“Depression is a major public health problem, which is predicted to be second only to cardiovascular disease as the leading cause of disease-related disability worldwide by 2020,” says an article in the Canadian Medical Association Journal (CMAJ).

The article laments that depression goes unrecognized and poorly treated because physicians are too busy dealing with physical ailments and have no time for mental health care. There is stigma attached to diagnoses of mental illness so patients are in denial for a long time. Lastly, there is uncertainty about treatment efficacy and patients sometimes feel poorly treated.

Amongst teenagers, depression is a very common problem and affects as many as one in eight teenagers. Just like in adults, depression amongst teenagers affects more girls than boys.

Why does one feel helpless and depressed?

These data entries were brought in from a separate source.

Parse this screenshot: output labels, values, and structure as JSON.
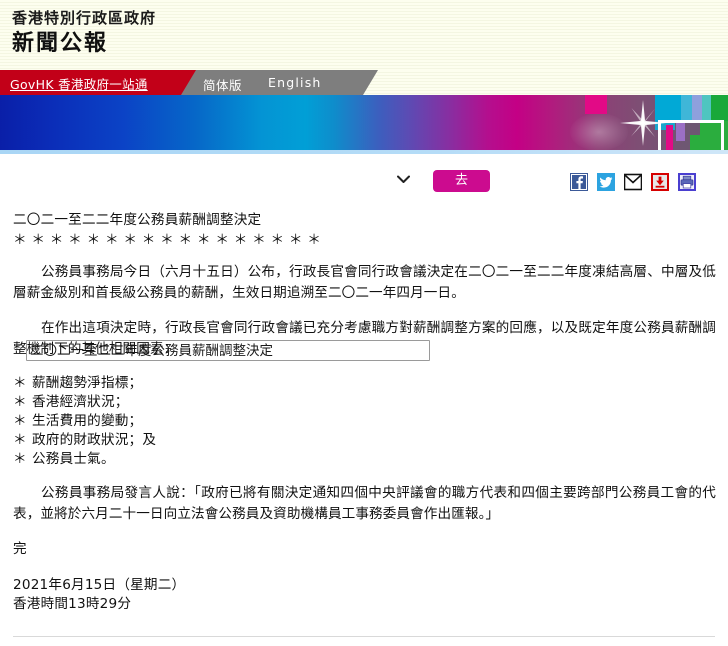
{
  "header": {
    "org_line": "香港特別行政區政府",
    "title_line": "新聞公報"
  },
  "nav": {
    "govhk_label": "GovHK 香港政府一站通",
    "simplified_label": "简体版",
    "english_label": "English",
    "red_color": "#c20018",
    "gray_color": "#7e7e7e"
  },
  "controls": {
    "archive_selected": "二〇二一至二二年度公務員薪酬調整決定",
    "go_label": "去",
    "go_color": "#cc0b8f"
  },
  "share": {
    "facebook": "facebook-icon",
    "twitter": "twitter-icon",
    "email": "email-icon",
    "download": "download-icon",
    "print": "print-icon"
  },
  "article": {
    "title": "二〇二一至二二年度公務員薪酬調整決定",
    "stars": "＊＊＊＊＊＊＊＊＊＊＊＊＊＊＊＊＊",
    "paragraph1": "公務員事務局今日（六月十五日）公布，行政長官會同行政會議決定在二〇二一至二二年度凍結高層、中層及低層薪金級別和首長級公務員的薪酬，生效日期追溯至二〇二一年四月一日。",
    "paragraph2": "在作出這項決定時，行政長官會同行政會議已充分考慮職方對薪酬調整方案的回應，以及既定年度公務員薪酬調整機制下的其他相關因素：",
    "bullets": [
      "薪酬趨勢淨指標；",
      "香港經濟狀況；",
      "生活費用的變動；",
      "政府的財政狀況；及",
      "公務員士氣。"
    ],
    "bullet_symbol": "＊",
    "paragraph3": "公務員事務局發言人說：「政府已將有關決定通知四個中央評議會的職方代表和四個主要跨部門公務員工會的代表，並將於六月二十一日向立法會公務員及資助機構員工事務委員會作出匯報。」",
    "end_mark": "完",
    "date_line": "2021年6月15日（星期二）",
    "time_line": "香港時間13時29分"
  }
}
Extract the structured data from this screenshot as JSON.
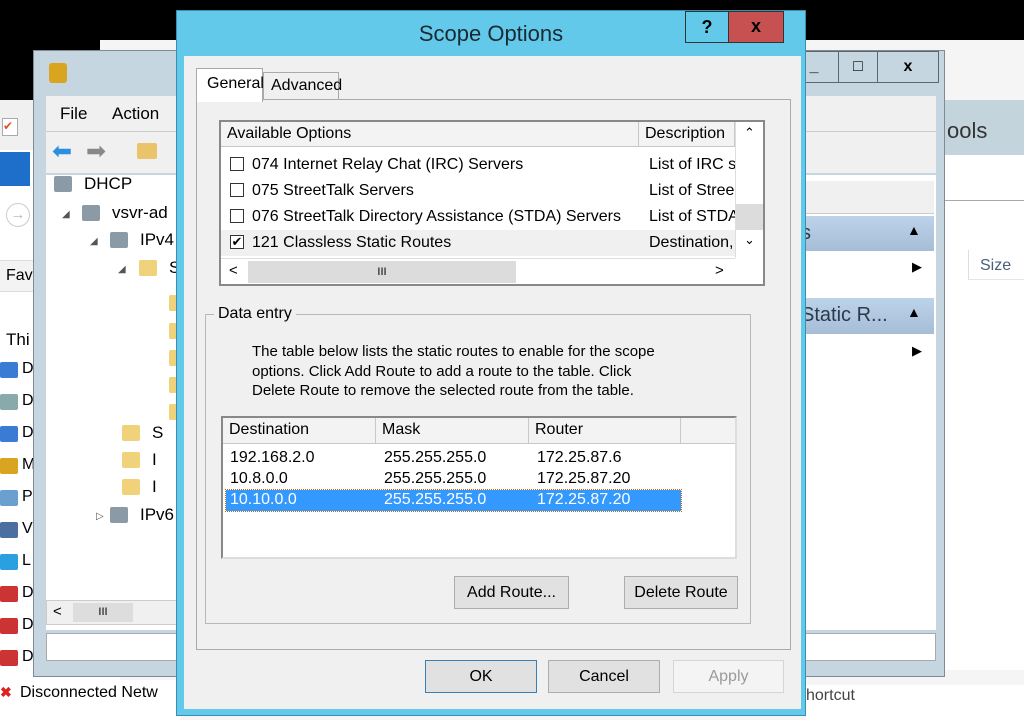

There isn’t one single factor that makes a person feel anxious and depressed. Some of the factors which influence how you feel depend on genetics, environment, other medical conditions and events which have occurred in your life and how you react to them.

In western countries, our lifestyle plays a significant role in causing depression. Some of the lifestyle factors are: our constant desire to get rich and acquire materialistic things, our desire to achieve success as defined by our peers rather than our desire to achieve happiness and the ever changing world economics make our job and financial well being insecure.

How can one know that he or she is on the verge of depression?

Life is not fair. There is stress and there is sadness. If the feeling of sadness lingers on and interferes with your ability to participate in normal activities then you know it is a warning sign, either you are depressed or you are on the verge of depression. You need to seek help immediately.

How does one feel if he or she was depressed?

There are various symptoms of depression. For example a person feels sad most of the time (sometimes for no obvious reasons), there is lack of energy, there is inability to enjoy things that used to bring pleasure, you tend to withdraw from friends and family, there is easy irritability, anger, or anxiety, you are unable to concentrate, there may be significant weight gain or loss, there is significant change in sleep patterns, there is feelings of guilt or worthlessness, there is pessimism and indifference, and there are thoughts of death or suicide

If you think you were on the verge of depression then what can you do to get back to “normal”?

Immediately get help from your family doctor. It is as simple as that. It is important to find happiness in life. Happy people live longer, give more, have more energy, are more likely to get married and people generally like to be around happy people rather than people who constantly complain of life’s little or big discomforts.

There are many books written about happiness. That means there is no easy solution to finding happiness. But some of the things you can do to be happy are: practice act of kindness, express gratitude, cultivate optimism, avoid over thinking, learn to forgive, develop social skills, do not depend on others and thank heavens for glass half full rather than half empty.

Do I see you smiling? Well, half the battle is already won!

Start reading the preview of my book A Doctor's Journey for free on Amazon. Available on Kindle for $2.99!